Arts education key to sustainable development

06 Jun 2019, 02:44 ( 10 days ago) | updated: 06 Jun 2019, 06:56 ( 10 days ago)

DF Report
Photo Source: Arctic Art Summit.

The three-day Arctic Arts Summit 2019 wrapped up on Wednesday in Rovaniemi emphasising the need for arts education to build up creative capability for sustainable development in the Arctic.

The more than 450 participants coming from 22 countries also stressed that the Arctic people should own the discourse about the Arctic region and have an open dialogue with every stakeholder concerned. For example, ecological issues were discussed as both key challenges to and opportunities for the arts on the Arctic theme. For instance, the participants pointed out that creative capability-building is based on expectations of growth in the creative industries as opposed to growth in the use of raw materials and natural resources.

Different aspects of cultural sustainability in the Arctic were highlighted by several experts from various points of view. Cultural sustainable development was a major sub-theme in the summit covered by presentations and panel discussions on the importance of cultural sustainability, cultural politics and strategies, arts-infused city development, and art and design practices for the wellbeing of people and cross-sectoral cultural tourism.

Many views and definitions of sustainable development were voiced in the forum. Three aspects of sustainable development are well-known: ecological, social and economic sustainability. In the Arctic, discussions on sustainability are often connected to natural resources and ecological and economic dimensions. In today's world, cultural sustainability must be seen as an important fourth pillar, said some of the speakers.

“Culture is a principle of who we are: From cultural heritage to creative industries, it shapes our identity. We may ask: Is the focus on Arctic culture just the fourth pillar of sustainable development or is it even more than that? Conceptually, culture incorporates social and economic sustainability. Culture is both an enabler and a driver of the social, environmental and economic dimensions of sustainable development,” said Timo Jokela, the summit chair.  
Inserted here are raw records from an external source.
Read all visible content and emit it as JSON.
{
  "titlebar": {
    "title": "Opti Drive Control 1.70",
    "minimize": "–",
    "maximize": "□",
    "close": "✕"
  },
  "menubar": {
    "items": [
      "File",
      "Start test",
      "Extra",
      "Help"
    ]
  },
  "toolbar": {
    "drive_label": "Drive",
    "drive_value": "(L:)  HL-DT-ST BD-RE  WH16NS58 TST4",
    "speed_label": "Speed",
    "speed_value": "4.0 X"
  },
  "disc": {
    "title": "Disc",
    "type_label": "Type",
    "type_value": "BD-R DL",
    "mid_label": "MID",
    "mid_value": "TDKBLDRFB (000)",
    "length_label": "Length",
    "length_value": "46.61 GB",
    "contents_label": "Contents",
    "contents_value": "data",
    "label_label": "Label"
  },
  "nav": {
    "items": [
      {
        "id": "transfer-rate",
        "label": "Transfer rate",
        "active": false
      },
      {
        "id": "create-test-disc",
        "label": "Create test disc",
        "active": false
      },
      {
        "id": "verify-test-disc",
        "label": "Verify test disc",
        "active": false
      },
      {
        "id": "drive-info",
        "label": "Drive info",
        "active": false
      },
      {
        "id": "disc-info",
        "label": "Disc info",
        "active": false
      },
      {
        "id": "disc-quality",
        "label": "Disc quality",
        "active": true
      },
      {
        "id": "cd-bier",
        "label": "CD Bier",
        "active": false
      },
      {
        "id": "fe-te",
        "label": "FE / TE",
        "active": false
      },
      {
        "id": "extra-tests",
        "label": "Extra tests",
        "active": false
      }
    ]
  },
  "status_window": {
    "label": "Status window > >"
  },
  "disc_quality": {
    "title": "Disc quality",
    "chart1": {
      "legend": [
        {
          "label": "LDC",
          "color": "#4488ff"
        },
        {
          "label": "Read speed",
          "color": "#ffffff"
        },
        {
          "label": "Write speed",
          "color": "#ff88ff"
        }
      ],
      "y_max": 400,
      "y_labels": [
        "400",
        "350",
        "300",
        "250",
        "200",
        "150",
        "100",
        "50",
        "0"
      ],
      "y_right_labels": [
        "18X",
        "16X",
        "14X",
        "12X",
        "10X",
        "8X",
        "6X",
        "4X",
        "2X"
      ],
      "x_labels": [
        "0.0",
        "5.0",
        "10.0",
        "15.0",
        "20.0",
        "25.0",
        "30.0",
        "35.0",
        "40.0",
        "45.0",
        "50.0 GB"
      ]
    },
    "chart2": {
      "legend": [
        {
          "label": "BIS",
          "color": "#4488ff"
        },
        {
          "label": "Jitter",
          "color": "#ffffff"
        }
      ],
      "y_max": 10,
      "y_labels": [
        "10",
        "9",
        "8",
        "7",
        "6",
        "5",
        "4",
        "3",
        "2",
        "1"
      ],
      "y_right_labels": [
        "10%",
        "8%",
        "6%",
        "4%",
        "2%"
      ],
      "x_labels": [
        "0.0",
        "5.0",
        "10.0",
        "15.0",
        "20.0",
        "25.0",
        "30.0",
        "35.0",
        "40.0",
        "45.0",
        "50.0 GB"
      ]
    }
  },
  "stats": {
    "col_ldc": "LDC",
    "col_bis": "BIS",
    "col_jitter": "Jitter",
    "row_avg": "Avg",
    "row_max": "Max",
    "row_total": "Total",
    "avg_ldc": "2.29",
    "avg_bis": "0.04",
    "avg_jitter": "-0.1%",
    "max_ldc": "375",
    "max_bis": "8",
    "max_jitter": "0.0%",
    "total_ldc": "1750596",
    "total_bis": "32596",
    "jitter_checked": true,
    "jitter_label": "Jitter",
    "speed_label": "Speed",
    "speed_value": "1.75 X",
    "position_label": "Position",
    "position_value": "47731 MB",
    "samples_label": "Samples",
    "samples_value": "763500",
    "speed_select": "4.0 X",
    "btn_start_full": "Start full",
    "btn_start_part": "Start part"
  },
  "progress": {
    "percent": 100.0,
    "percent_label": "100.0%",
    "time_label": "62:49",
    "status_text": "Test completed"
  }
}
Questions on the roles and tools of arts and culture in securing a sustainable future for the Arctic and the North reverberated throughout the summit. Do we need changes in arts and culture to take into account simultaneous ecological, social and economic challenges for the Arctic and the North, asked many participants?

The event, held at the University of Lapland and the Lappia Hall, aimed at strengthening and promoting arts and culture as a spearhead in the circumpolar cooperation and building lasting networks for development and interaction in arts and culture, cultural education and community life in the Arctic.

The theme of this year's summit: "Sustainability – Arctic laboratory” – refers to sustainability as a wide issue, meaning that sustainability can be developed in the Arctic and be applied elsewhere, too.

Arts and culture was seen by the summit as an important part of the regional development in the Arctic.

The Arctic Arts Summit 2017 held in northern Norway was the first convocation in which all the eight Arctic countries took part highlighting circumpolar arts and culture.

The summit is as a biennale planned to travel through the Arctic countries to facilitate and establish the ownership of the perspectives and the important role of arts and culture in Arctic development.